        • There's no Constitutional reason why the Federal can't do it either

          ...if the voters approve it.
          • It's hard to amend the Constitution

            Proposal by 2/3 of both houses of Congress; ratification by legislatures or conventions in 3/4 of the states.

            And while it might be rationalized anyway, providing health care to all citizens at taxpayer expense probably isn't authorized by the enumerated powers in Article I.
            John L. Ries
      • re:

        No thanks, this is my country. I'm staying and I'd like to see it improved for those that aren't in the top 1% of wealth. However, you and those of your ilk are destroying any hope that my country will ever be anything other than a non-functioning Libertarian dystopia. You need to find a country more to in tune with your values and move there. If you want limited government, no regulations, unrestricted gun rights, enforcement of the dominant religion, and the old entrepreneurial spirit, I would suggest Somalia. You could have a career as a warlord or a pirate.
        Sir Name
      • Actually, no

        We are not supposed to have a "Standing Army" if you want to go all Constitutional.
        • Not true

          Under Article I, Congress has the authority to raise and maintain standing armies, but no appropriation for that purpose can be for more than two years.

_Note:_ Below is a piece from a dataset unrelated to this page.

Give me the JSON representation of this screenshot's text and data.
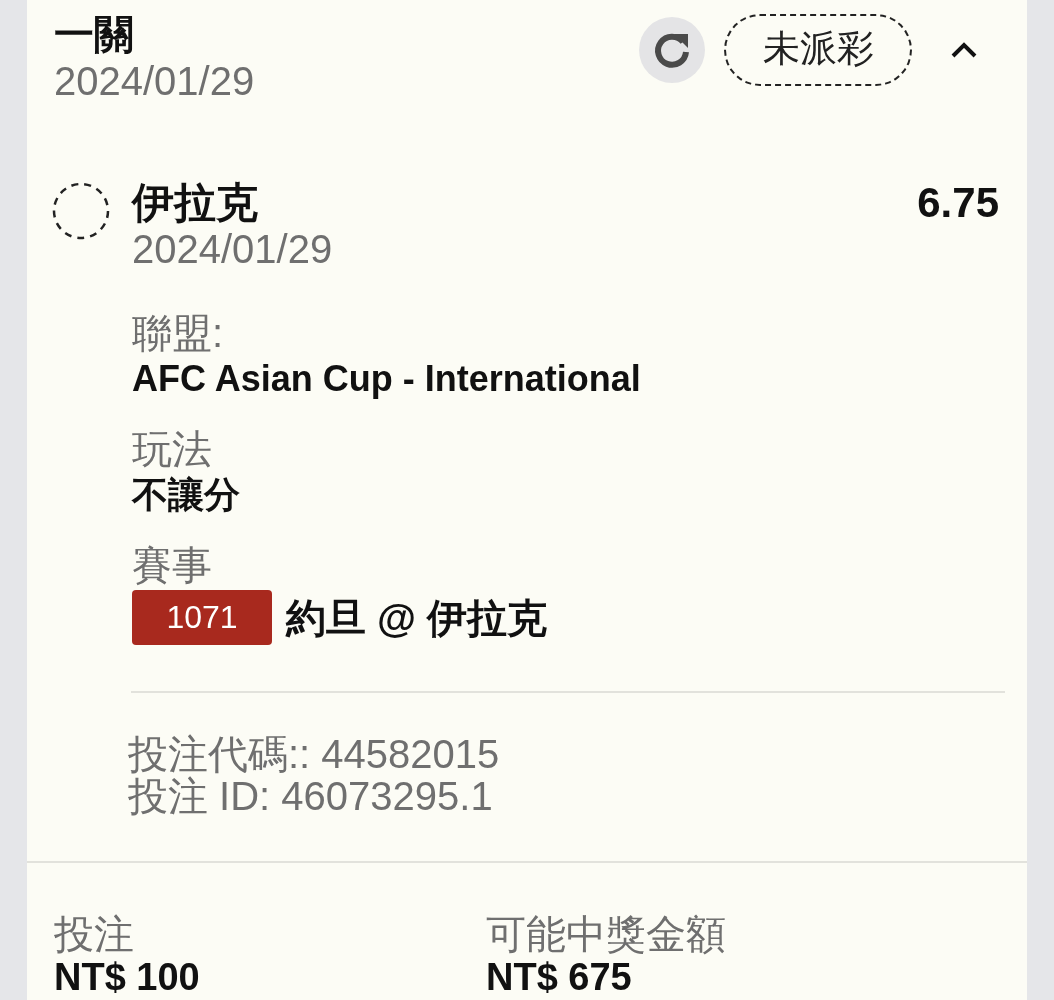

          Many early state constitutions explicitly prohibited standing armies, but the 1787 federal one made it almost a moot point, as Article IV prohibits states from "maintaining troops or ships or war in time of peace" without the consent of Congress (which has never been granted to the best of my knowledge).

          It's a good thing that Gouverneur Morris was such a good writer. It makes key provisions of the original U.S. Constitution easier to remember.
          John L. Ries
      • Who is indentured?

        "[...] or move to a country like Cuba, where the government "provides" for all its indentured citizens"

        There's a certain irony in your thoughtful phrased (if tellingly irrelevant, given the mass of free-world countries which have single-payer health care systems) point - how would you describe a US citizen's relationship with the health insurance sector, if not as "indentured"?